In my latest video I answer this question: ‘Why is Melchizedek so important to the author of Hebrews? What’s the biblical-theological significance of Jesus being a priest after the order of Melchizedek?’
Alastair Roberts (PhD, Durham University) writes in the areas of biblical theology and ethics, but frequently trespasses beyond these bounds. He participates in the weekly Mere Fidelity podcast, blogs at Alastair’s Adversaria, and tweets at @zugzwanged.
Hello Alastair. This is a subject which interests me, and I would like to hear what you have to say, but I find that having to watch a video takes more time than I like to spend. If the same information were presented in text form, it would probably take a quarter of the time to assimilate it. Please would you consider the possibility of posting the text of your talk as well as the video, if that’s not too much extra work, so that people have the choice as to which medium of communication they prefer to use.

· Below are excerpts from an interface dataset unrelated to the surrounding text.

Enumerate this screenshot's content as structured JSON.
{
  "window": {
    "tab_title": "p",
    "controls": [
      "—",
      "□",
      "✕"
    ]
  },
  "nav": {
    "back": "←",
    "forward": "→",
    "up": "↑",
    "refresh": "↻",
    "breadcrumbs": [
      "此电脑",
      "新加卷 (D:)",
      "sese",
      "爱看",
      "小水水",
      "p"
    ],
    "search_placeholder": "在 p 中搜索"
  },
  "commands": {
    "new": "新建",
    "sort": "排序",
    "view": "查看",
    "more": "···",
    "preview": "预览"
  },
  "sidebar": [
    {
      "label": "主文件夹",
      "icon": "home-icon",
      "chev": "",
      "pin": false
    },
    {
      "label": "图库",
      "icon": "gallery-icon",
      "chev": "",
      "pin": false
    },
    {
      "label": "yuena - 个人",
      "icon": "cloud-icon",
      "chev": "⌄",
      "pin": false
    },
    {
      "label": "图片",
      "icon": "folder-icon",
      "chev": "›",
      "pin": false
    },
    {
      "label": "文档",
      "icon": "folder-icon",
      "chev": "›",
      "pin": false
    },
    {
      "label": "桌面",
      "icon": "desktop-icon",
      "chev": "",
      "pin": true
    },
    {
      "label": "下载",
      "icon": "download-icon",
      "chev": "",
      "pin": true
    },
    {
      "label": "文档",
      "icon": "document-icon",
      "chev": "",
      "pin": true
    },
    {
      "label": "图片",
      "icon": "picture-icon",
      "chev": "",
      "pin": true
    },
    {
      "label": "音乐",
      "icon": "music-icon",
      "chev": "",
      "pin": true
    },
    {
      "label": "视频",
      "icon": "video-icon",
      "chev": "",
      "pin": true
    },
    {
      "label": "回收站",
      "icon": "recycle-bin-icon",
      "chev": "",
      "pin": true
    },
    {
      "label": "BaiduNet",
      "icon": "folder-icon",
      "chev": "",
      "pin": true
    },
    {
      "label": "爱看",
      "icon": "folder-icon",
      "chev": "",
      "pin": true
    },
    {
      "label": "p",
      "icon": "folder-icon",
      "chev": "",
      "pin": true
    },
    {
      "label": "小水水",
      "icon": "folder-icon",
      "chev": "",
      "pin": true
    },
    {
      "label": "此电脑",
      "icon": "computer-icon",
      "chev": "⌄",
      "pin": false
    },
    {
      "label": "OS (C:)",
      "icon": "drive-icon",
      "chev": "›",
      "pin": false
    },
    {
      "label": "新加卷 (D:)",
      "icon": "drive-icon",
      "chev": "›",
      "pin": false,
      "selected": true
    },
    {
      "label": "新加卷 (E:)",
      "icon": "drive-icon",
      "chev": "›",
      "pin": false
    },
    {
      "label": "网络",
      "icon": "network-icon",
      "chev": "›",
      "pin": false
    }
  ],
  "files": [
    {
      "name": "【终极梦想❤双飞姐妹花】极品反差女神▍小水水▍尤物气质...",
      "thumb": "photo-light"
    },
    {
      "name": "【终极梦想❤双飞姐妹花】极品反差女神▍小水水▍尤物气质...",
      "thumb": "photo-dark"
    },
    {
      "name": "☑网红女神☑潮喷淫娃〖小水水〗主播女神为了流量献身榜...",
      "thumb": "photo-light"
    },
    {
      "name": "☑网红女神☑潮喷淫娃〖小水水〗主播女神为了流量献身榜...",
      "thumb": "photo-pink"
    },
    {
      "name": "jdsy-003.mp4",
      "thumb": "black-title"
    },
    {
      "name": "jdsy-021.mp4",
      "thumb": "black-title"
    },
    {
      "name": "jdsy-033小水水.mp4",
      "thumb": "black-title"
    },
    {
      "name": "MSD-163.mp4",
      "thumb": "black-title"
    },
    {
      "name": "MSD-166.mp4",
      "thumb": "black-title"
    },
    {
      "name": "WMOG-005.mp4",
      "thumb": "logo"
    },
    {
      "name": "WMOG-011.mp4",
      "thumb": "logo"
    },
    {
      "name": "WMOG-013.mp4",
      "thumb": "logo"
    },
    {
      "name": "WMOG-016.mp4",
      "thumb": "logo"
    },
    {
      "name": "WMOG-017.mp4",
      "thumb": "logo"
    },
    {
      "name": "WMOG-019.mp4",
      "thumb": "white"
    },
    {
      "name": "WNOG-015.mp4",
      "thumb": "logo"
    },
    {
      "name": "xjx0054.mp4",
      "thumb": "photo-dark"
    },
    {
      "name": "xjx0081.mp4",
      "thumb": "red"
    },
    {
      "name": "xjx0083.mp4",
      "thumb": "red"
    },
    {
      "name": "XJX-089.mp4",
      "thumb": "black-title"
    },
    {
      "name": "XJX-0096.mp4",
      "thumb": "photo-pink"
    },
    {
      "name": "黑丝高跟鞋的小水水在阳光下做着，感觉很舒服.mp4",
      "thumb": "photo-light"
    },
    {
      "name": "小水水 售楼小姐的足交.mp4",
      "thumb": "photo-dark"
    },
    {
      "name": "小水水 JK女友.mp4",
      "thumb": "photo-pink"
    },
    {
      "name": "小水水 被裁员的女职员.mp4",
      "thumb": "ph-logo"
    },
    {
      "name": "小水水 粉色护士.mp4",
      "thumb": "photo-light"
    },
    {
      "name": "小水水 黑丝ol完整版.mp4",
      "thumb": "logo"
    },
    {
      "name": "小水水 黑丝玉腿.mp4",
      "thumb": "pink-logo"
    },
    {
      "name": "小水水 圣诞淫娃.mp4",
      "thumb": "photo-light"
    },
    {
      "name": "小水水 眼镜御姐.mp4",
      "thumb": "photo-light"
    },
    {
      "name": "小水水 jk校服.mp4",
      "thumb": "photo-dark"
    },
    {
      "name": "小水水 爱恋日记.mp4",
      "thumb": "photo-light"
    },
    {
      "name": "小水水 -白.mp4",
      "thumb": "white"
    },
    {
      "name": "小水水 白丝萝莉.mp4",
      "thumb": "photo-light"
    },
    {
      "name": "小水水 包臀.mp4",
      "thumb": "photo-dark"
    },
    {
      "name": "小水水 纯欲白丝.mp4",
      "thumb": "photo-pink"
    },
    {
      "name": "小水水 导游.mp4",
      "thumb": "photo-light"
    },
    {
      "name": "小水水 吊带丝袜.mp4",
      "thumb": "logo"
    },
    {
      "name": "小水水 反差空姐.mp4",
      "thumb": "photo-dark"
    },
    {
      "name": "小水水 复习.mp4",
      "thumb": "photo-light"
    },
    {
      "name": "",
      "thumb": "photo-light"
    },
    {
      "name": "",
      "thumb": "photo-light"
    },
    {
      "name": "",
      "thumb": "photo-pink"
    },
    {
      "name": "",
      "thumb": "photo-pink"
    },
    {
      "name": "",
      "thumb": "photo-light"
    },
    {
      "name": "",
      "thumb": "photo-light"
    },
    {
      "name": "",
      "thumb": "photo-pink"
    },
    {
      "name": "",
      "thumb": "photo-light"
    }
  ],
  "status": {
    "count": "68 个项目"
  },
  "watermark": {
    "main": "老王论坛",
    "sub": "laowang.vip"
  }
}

Thanks. AJ
There isn’t a text. I answer questions off the top of my head. It would take a lot longer to produce a transcript.
OK, now I entirely understand. I’ll get back when I’ve watched the video.
Alastair – what do you make of the idea that Psalm 110 is in fact a coronation text, the induction of the Davidic kings into an order of Melchizedek? and of the possibly more controversial claims by Dr Margaret Barker about this Psalm and more generally, claiming that the Davidic kings were in fact priests in some sense, and were “born from above” and became sons of the LORD at their coronation in the Holy of Holies?
Toward the end of the podcast you briefly allude to Melchizedek’s typological fulfillment in Christ, with regard to his role as a priest who brings bread and wine to Abraham when he blesses him. Would you say this anticipates the eucharist? I have in mind something akin to the sacramental typology of I Cor. 10, where Paul connects Baptism and the Lord’s Supper with the crossing of the Red Sea and the spiritual food and drink that sustained Israel in the wilderness.
Some theologians I’ve read maintain that the order of Melchizedek’s priesthood was of universal scope, the original priestly office, which was exercised by other God fearers, such as Jethro, the priest of Midian. Any thoughts on that?
Yes, I think it does anticipate the Eucharist in some ways. Peter Leithart has written about this in Blessed Are The Hungry, if memory serves.
I would see Melchizedek’s work functioning in a manner akin to Noah’s priestly offerings.